** DATA FOR PROCESSING **
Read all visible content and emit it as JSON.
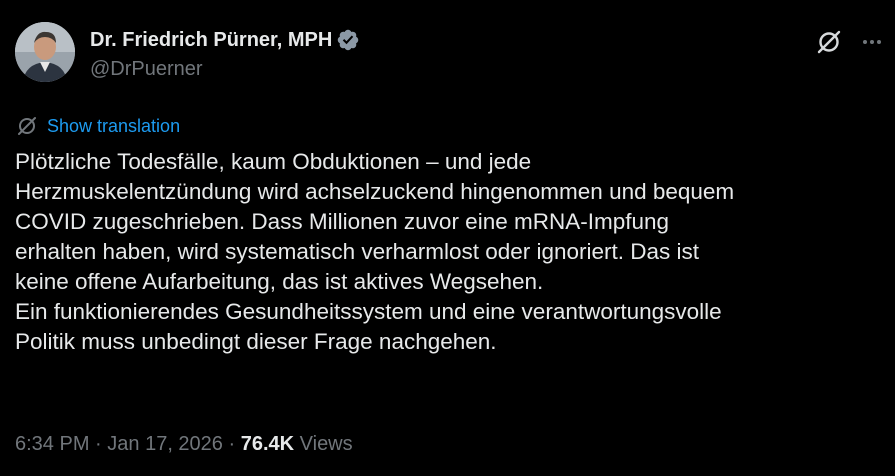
{
  "author": {
    "display_name": "Dr. Friedrich Pürner, MPH",
    "handle": "@DrPuerner",
    "avatar_icon": "person-avatar",
    "verified_icon": "verified-badge-icon",
    "verified_color": "#71767b"
  },
  "header_actions": {
    "grok_icon": "grok-icon",
    "more_icon": "more-horizontal-icon"
  },
  "translation": {
    "icon": "translate-icon",
    "label": "Show translation",
    "color": "#1d9bf0"
  },
  "tweet": {
    "lines": [
      "Plötzliche Todesfälle, kaum Obduktionen – und jede",
      "Herzmuskelentzündung wird achselzuckend hingenommen und bequem",
      "COVID zugeschrieben. Dass Millionen zuvor eine mRNA-Impfung",
      "erhalten haben, wird systematisch verharmlost oder ignoriert. Das ist",
      "keine offene Aufarbeitung, das ist aktives Wegsehen.",
      "Ein funktionierendes Gesundheitssystem und eine verantwortungsvolle",
      "Politik muss unbedingt dieser Frage nachgehen."
    ]
  },
  "meta": {
    "time": "6:34 PM",
    "separator": " · ",
    "date": "Jan 17, 2026",
    "views_count": "76.4K",
    "views_label": "Views"
  },
  "colors": {
    "background": "#000000",
    "text_primary": "#e7e9ea",
    "text_secondary": "#71767b",
    "accent": "#1d9bf0"
  }
}
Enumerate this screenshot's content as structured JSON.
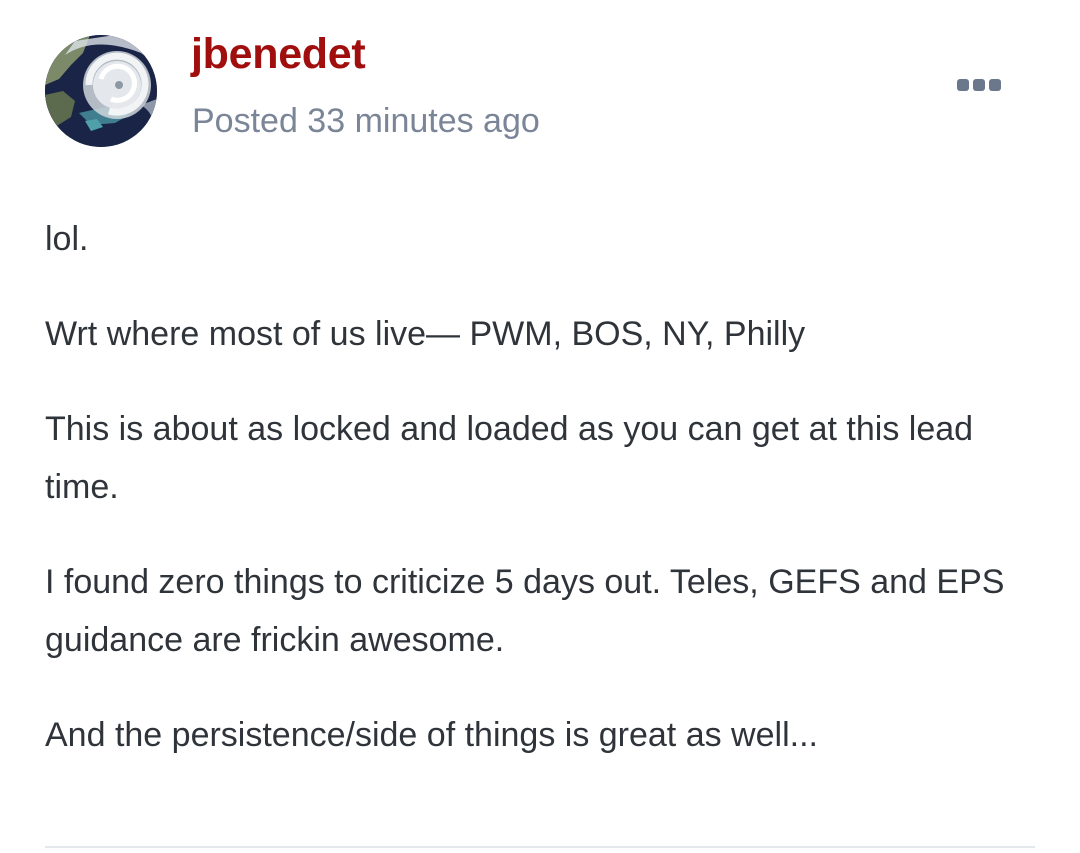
{
  "post": {
    "author": "jbenedet",
    "timestamp": "Posted 33 minutes ago",
    "paragraphs": [
      "lol.",
      "Wrt where most of us live— PWM, BOS, NY, Philly",
      "This is about as locked and loaded as you can get at this lead time.",
      "I found zero things to criticize 5 days out. Teles, GEFS and EPS guidance are frickin awesome.",
      "And the persistence/side of things is great as well..."
    ],
    "menu_icon": "ellipsis-icon",
    "avatar_icon": "hurricane-satellite-avatar"
  },
  "colors": {
    "author": "#a00e0e",
    "timestamp": "#7a8597",
    "body_text": "#2f343a",
    "menu_icon": "#6b778b",
    "divider": "#e4e7eb"
  }
}
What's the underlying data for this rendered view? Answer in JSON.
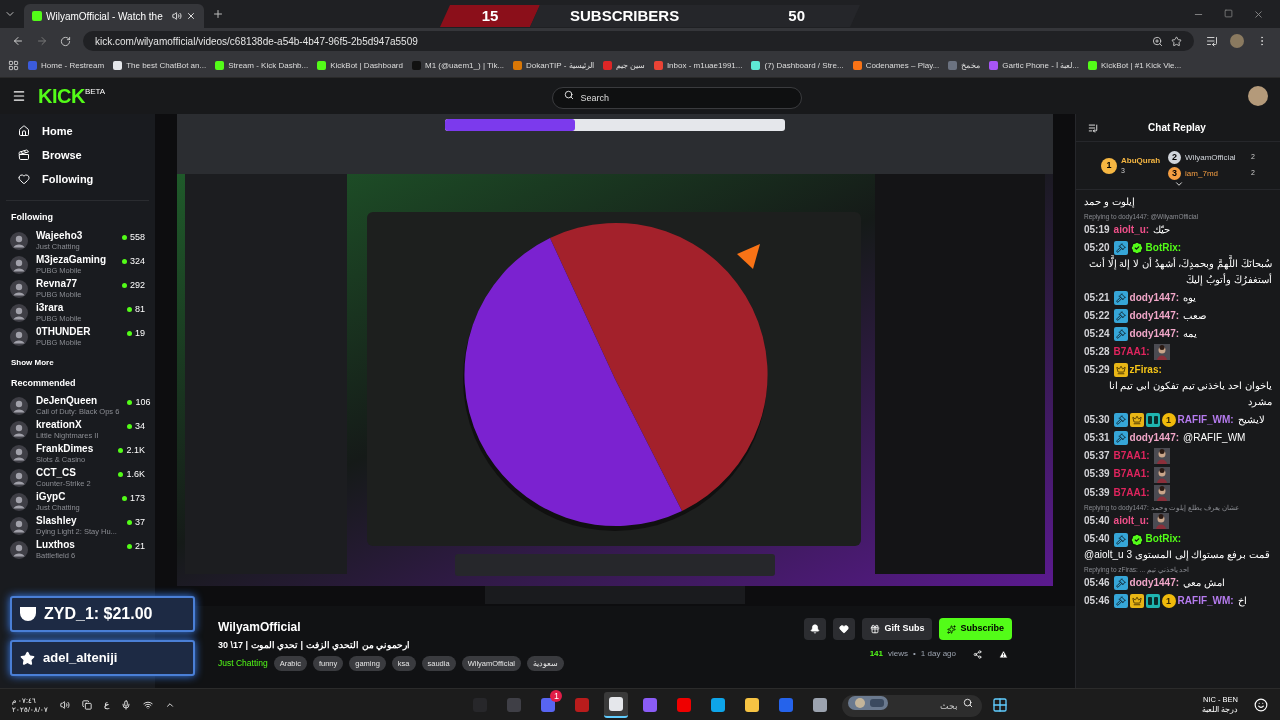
{
  "browser": {
    "tab_title": "WilyamOfficial - Watch the",
    "url": "kick.com/wilyamofficial/videos/c68138de-a54b-4b47-96f5-2b5d947a5509",
    "bookmarks": [
      {
        "label": "Home - Restream",
        "color": "#3b5bdb"
      },
      {
        "label": "The best ChatBot an...",
        "color": "#e5e7eb"
      },
      {
        "label": "Stream - Kick Dashb...",
        "color": "#53fc18"
      },
      {
        "label": "KickBot | Dashboard",
        "color": "#53fc18"
      },
      {
        "label": "M1 (@uaem1_) | Tik...",
        "color": "#111111"
      },
      {
        "label": "DokanTIP - الرئيسية",
        "color": "#d97706"
      },
      {
        "label": "سين جيم",
        "color": "#dc2626"
      },
      {
        "label": "Inbox - m1uae1991...",
        "color": "#ea4335"
      },
      {
        "label": "(7) Dashboard / Stre...",
        "color": "#5eead4"
      },
      {
        "label": "Codenames – Play...",
        "color": "#f97316"
      },
      {
        "label": "مخمخ",
        "color": "#6b7280"
      },
      {
        "label": "Gartic Phone - لعبة ا...",
        "color": "#a855f7"
      },
      {
        "label": "KickBot | #1 Kick Vie...",
        "color": "#53fc18"
      }
    ]
  },
  "subscriber_goal": {
    "current": "15",
    "label": "SUBSCRIBERS",
    "goal": "50"
  },
  "header": {
    "logo": "KICK",
    "logo_tag": "BETA",
    "search_placeholder": "Search"
  },
  "sidebar": {
    "nav": [
      {
        "label": "Home",
        "kind": "home",
        "selected": false
      },
      {
        "label": "Browse",
        "kind": "browse",
        "selected": false
      },
      {
        "label": "Following",
        "kind": "following",
        "selected": false
      }
    ],
    "following_title": "Following",
    "following": [
      {
        "name": "Wajeeho3",
        "category": "Just Chatting",
        "viewers": "558"
      },
      {
        "name": "M3jezaGaming",
        "category": "PUBG Mobile",
        "viewers": "324"
      },
      {
        "name": "Revna77",
        "category": "PUBG Mobile",
        "viewers": "292"
      },
      {
        "name": "i3rara",
        "category": "PUBG Mobile",
        "viewers": "81"
      },
      {
        "name": "0THUNDER",
        "category": "PUBG Mobile",
        "viewers": "19"
      }
    ],
    "show_more": "Show More",
    "recommended_title": "Recommended",
    "recommended": [
      {
        "name": "DeJenQueen",
        "category": "Call of Duty: Black Ops 6",
        "viewers": "106"
      },
      {
        "name": "kreationX",
        "category": "Little Nightmares II",
        "viewers": "34"
      },
      {
        "name": "FrankDimes",
        "category": "Slots & Casino",
        "viewers": "2.1K"
      },
      {
        "name": "CCT_CS",
        "category": "Counter-Strike 2",
        "viewers": "1.6K"
      },
      {
        "name": "iGypC",
        "category": "Just Chatting",
        "viewers": "173"
      },
      {
        "name": "Slashley",
        "category": "Dying Light 2: Stay Hu...",
        "viewers": "37"
      },
      {
        "name": "Luxthos",
        "category": "Battlefield 6",
        "viewers": "21"
      }
    ]
  },
  "alerts": [
    {
      "kind": "donation",
      "text": "ZYD_1: $21.00"
    },
    {
      "kind": "follow",
      "text": "adel_alteniji"
    }
  ],
  "info": {
    "channel": "WilyamOfficial",
    "title": "ارحموني من التحدي الزفت | تحدي الموت | 17\\ 30",
    "category": "Just Chatting",
    "tags": [
      "Arabic",
      "funny",
      "gaming",
      "ksa",
      "saudia",
      "WilyamOfficial",
      "سعودية"
    ],
    "gift_label": "Gift Subs",
    "subscribe_label": "Subscribe",
    "views": "141",
    "views_label": "views",
    "separator": "•",
    "age": "1 day ago"
  },
  "chat": {
    "title": "Chat Replay",
    "leaders": [
      {
        "rank": "1",
        "name": "AbuQurah",
        "count": "3",
        "color": "#f5b642"
      },
      {
        "rank": "2",
        "name": "WilyamOfficial",
        "count": "2",
        "color": "#d1d5db"
      },
      {
        "rank": "3",
        "name": "iam_7md",
        "count": "2",
        "color": "#f59e42"
      }
    ],
    "messages": [
      {
        "text": "إيلوت و حمد"
      },
      {
        "reply": "Replying to dody1447: @WilyamOfficial",
        "time": "05:19",
        "user": "aiolt_u:",
        "color": "#f0508a",
        "text": "حيّك"
      },
      {
        "time": "05:20",
        "badges": [
          {
            "kind": "mod"
          },
          {
            "kind": "verified"
          }
        ],
        "user": "BotRix:",
        "color": "#53fc18",
        "text": "سُبحانَكَ اللَّهمَّ وبحمدِكَ، أشهدُ أن لا إلهَ إلَّا أنتَ أستغفرُكَ وأتوبُ إليكَ"
      },
      {
        "time": "05:21",
        "badges": [
          {
            "kind": "mod"
          }
        ],
        "user": "dody1447:",
        "color": "#f2a7c9",
        "text": "يوه"
      },
      {
        "time": "05:22",
        "badges": [
          {
            "kind": "mod"
          }
        ],
        "user": "dody1447:",
        "color": "#f2a7c9",
        "text": "صعب"
      },
      {
        "time": "05:24",
        "badges": [
          {
            "kind": "mod"
          }
        ],
        "user": "dody1447:",
        "color": "#f2a7c9",
        "text": "يمه"
      },
      {
        "time": "05:28",
        "user": "B7AA1:",
        "color": "#e0245e",
        "emote": true
      },
      {
        "time": "05:29",
        "badges": [
          {
            "kind": "crown"
          }
        ],
        "user": "zFiras:",
        "color": "#f5c518",
        "text": "ياخوان احد ياخذني تيم تفكون ابي تيم انا مشرد"
      },
      {
        "time": "05:30",
        "badges": [
          {
            "kind": "mod"
          },
          {
            "kind": "crown"
          },
          {
            "kind": "og"
          },
          {
            "kind": "tier",
            "text": "1"
          }
        ],
        "user": "RAFIF_WM:",
        "color": "#b57bee",
        "text": "لايشيح"
      },
      {
        "time": "05:31",
        "badges": [
          {
            "kind": "mod"
          }
        ],
        "user": "dody1447:",
        "color": "#f2a7c9",
        "text": "@RAFIF_WM"
      },
      {
        "time": "05:37",
        "user": "B7AA1:",
        "color": "#e0245e",
        "emote": true
      },
      {
        "time": "05:39",
        "user": "B7AA1:",
        "color": "#e0245e",
        "emote": true
      },
      {
        "time": "05:39",
        "user": "B7AA1:",
        "color": "#e0245e",
        "emote": true
      },
      {
        "reply": "Replying to dody1447: عشان يعرف يطلع إيلوت و حمد",
        "time": "05:40",
        "user": "aiolt_u:",
        "color": "#f0508a",
        "emote": true
      },
      {
        "time": "05:40",
        "badges": [
          {
            "kind": "mod"
          },
          {
            "kind": "verified"
          }
        ],
        "user": "BotRix:",
        "color": "#53fc18",
        "text": "@aiolt_u قمت برفع مستواك إلى المستوى 3"
      },
      {
        "reply": "Replying to zFiras: ... احد ياخذني تيم",
        "time": "05:46",
        "badges": [
          {
            "kind": "mod"
          }
        ],
        "user": "dody1447:",
        "color": "#f2a7c9",
        "text": "امش معي"
      },
      {
        "time": "05:46",
        "badges": [
          {
            "kind": "mod"
          },
          {
            "kind": "crown"
          },
          {
            "kind": "og"
          },
          {
            "kind": "tier",
            "text": "1"
          }
        ],
        "user": "RAFIF_WM:",
        "color": "#b57bee",
        "text": "اخ"
      }
    ]
  },
  "taskbar": {
    "time": "٠٧:٤٦ م",
    "date": "٢٠٢٥/٠٨/٠٧",
    "language": "ع",
    "search_placeholder": "بحث",
    "network": "NIC - BEN",
    "status": "درجة اللعبة",
    "apps": [
      {
        "kind": "obs",
        "selected": false
      },
      {
        "kind": "app",
        "selected": false
      },
      {
        "kind": "discord",
        "badge": "1",
        "selected": false
      },
      {
        "kind": "voice",
        "selected": false
      },
      {
        "kind": "chrome",
        "selected": true
      },
      {
        "kind": "copilot",
        "selected": false
      },
      {
        "kind": "youtube",
        "selected": false
      },
      {
        "kind": "edge",
        "selected": false
      },
      {
        "kind": "folder",
        "selected": false
      },
      {
        "kind": "store",
        "selected": false
      },
      {
        "kind": "window",
        "selected": false
      }
    ]
  }
}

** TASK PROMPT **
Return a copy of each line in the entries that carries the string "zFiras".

** ANSWER SPACE **
        "user": "zFiras:",
        "reply": "Replying to zFiras: ... احد ياخذني تيم",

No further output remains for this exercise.